The question posed on LinkedIn back in early 2013 May was: What is the cost of your training and your skill? For some, it is monetary, for some it is time, and others it is blood, sweat, and tears.
I’d say it’s a combination of all of those for me, though less on the blood side (thankfully). My own experience is that every teacher that I met who taught their art for free or that “coddled” their students did not have a very high level art to offer, or at least did not have a very high level of teaching ability.
To use one example (again, my own personal experience, I’m not trying to cast judgment on an entire system), there is a Taijiquan teacher in Indiana who offers free classes. Unfortunately, his students don’t seem to get anything out of it other than some mental and physical relaxation even after studying with this teacher for three or four years! Barely any one of them can even stand in the proper stances, apply any of the patterns or strategies from the set they are learning, and some of them are even unhealthier than before (knee and hip problems because their stances were never corrected). I’ve met three teachers who were along those lines.

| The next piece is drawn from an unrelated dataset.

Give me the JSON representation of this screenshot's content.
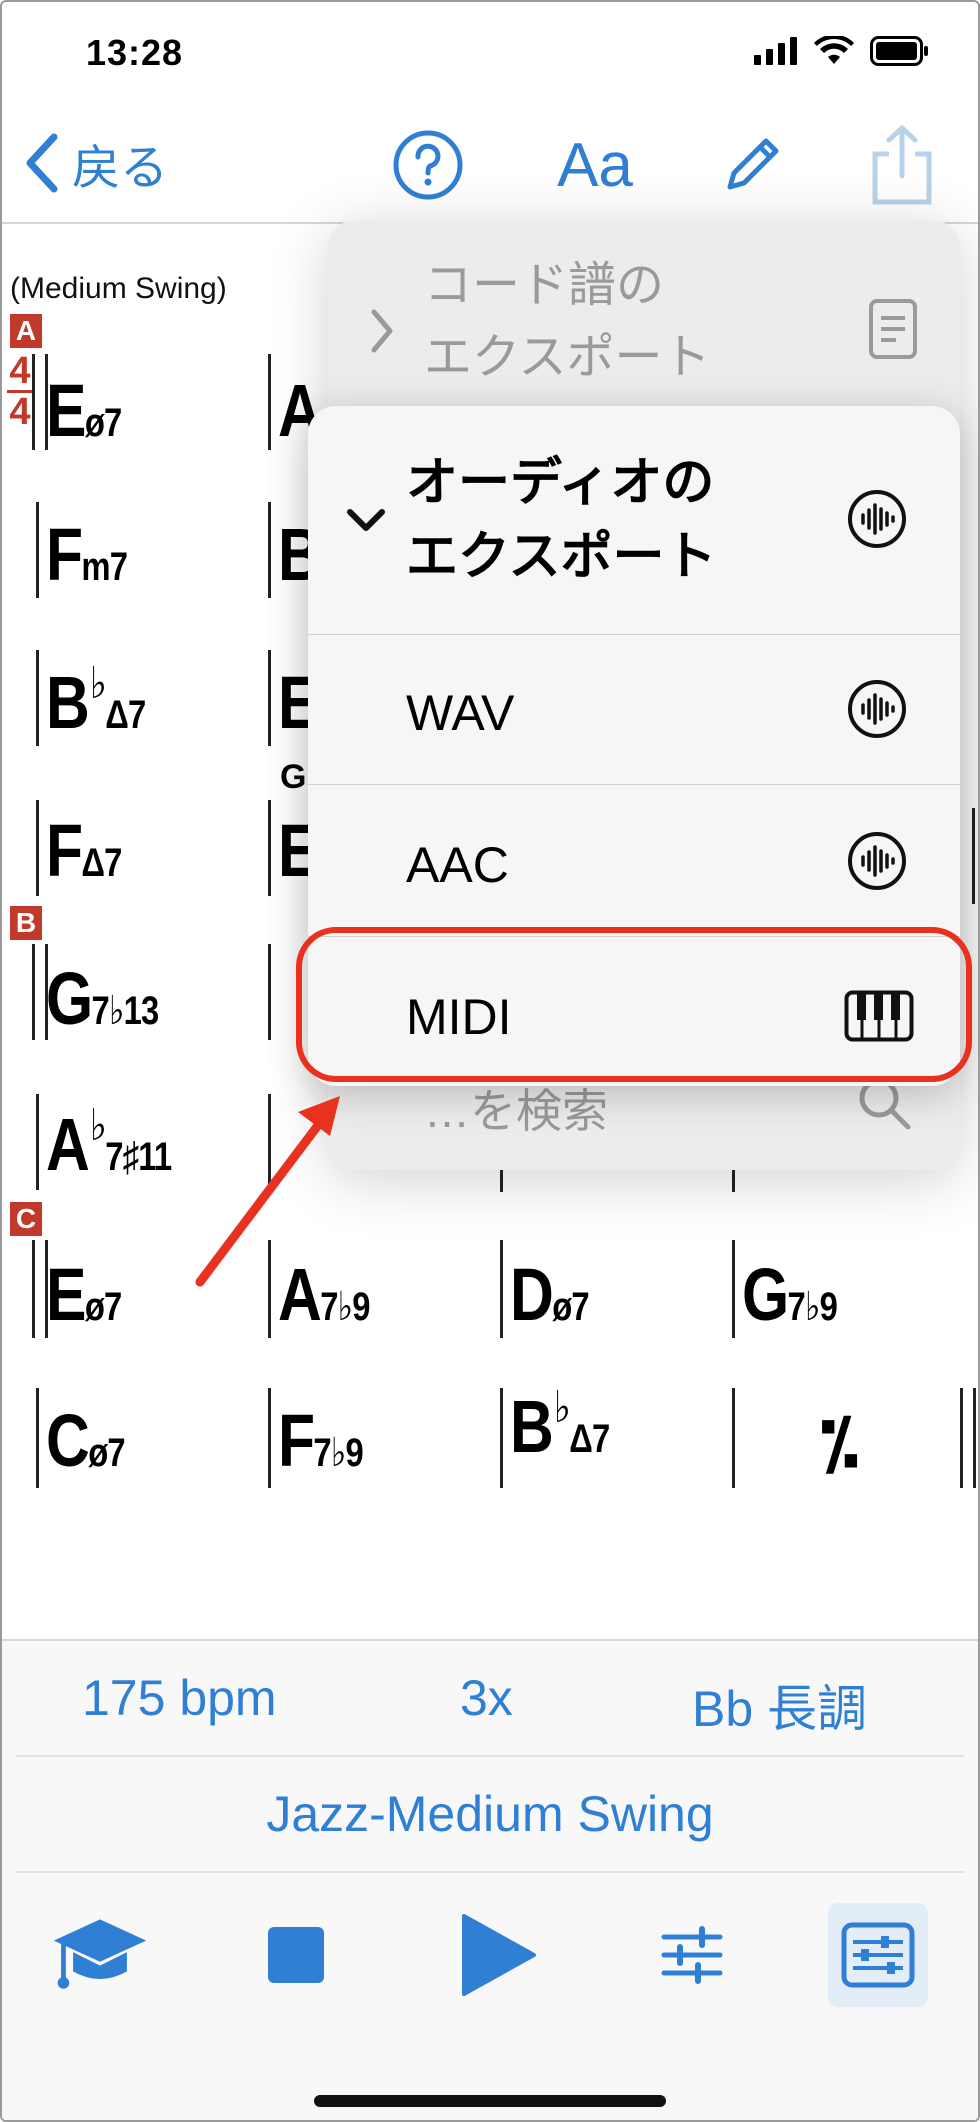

Conversely, those masters who charge higher prices, and those who I’ve had to travel to reach (my first “serious” kung fu master is in Skokie, IL and the master who I consider my definite master lives in Gainesville, FL; I live in Lafayette, IN, so one master was a three hour drive away and the other a few hour plane trip away) were able to not only teach a lot in a short period of time, they were able to generate competent martial artists in the expected period of time. These masters have a lot going for them; systematic training, expectations that are known to everyone, and a proven system. It is only natural that they charge a proper price for their expertise.

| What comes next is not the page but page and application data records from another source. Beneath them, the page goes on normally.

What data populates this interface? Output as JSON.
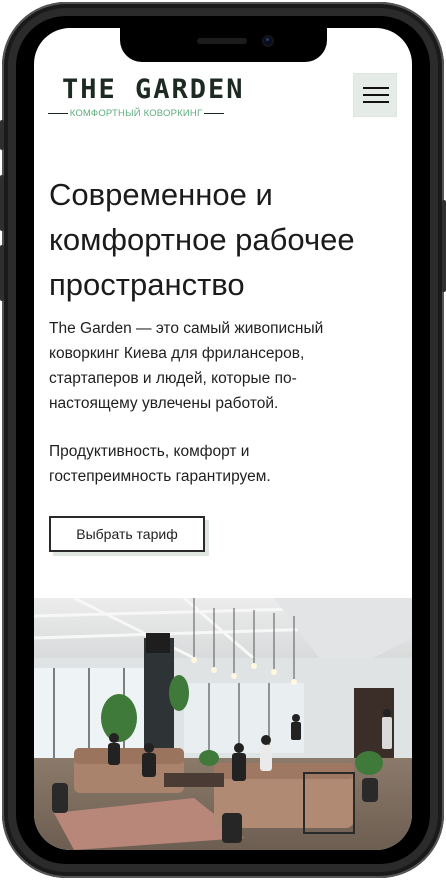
{
  "brand": {
    "title": "THE GARDEN",
    "subtitle": "КОМФОРТНЫЙ КОВОРКИНГ"
  },
  "nav": {
    "menu_icon": "hamburger-menu-icon"
  },
  "hero": {
    "headline": "Современное и комфортное рабочее пространство",
    "paragraph_1": "The Garden — это самый живописный коворкинг Киева для фрилансеров, стартаперов и людей, которые по-настоящему увлечены работой.",
    "paragraph_2": "Продуктивность, комфорт и гостепреимность гарантируем.",
    "cta_label": "Выбрать тариф"
  },
  "colors": {
    "brand_dark": "#1d2a22",
    "brand_green": "#5fae7e",
    "menu_bg": "#e5ebe6",
    "cta_shadow": "#dfe7e0"
  }
}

Some people have asked me how much money they should set aside to attend my master’s or grandmaster’s seminars. I drafted a post on my grandmaster’s online school forum here back in November of 2011 with the particulars. I was able to manage that on a student’s budget, working part-time (about twenty hours per week) with a low wage library job. I’m sure that other people in similar circumstances who really, really want the skills Shaolin Wahnam can teach (using classical kung fu techniques in sparring and fighting, mental clarity, excellent exercises to maintain health and develop vitality, and many more) will be able to draft a budget that will see them to the end.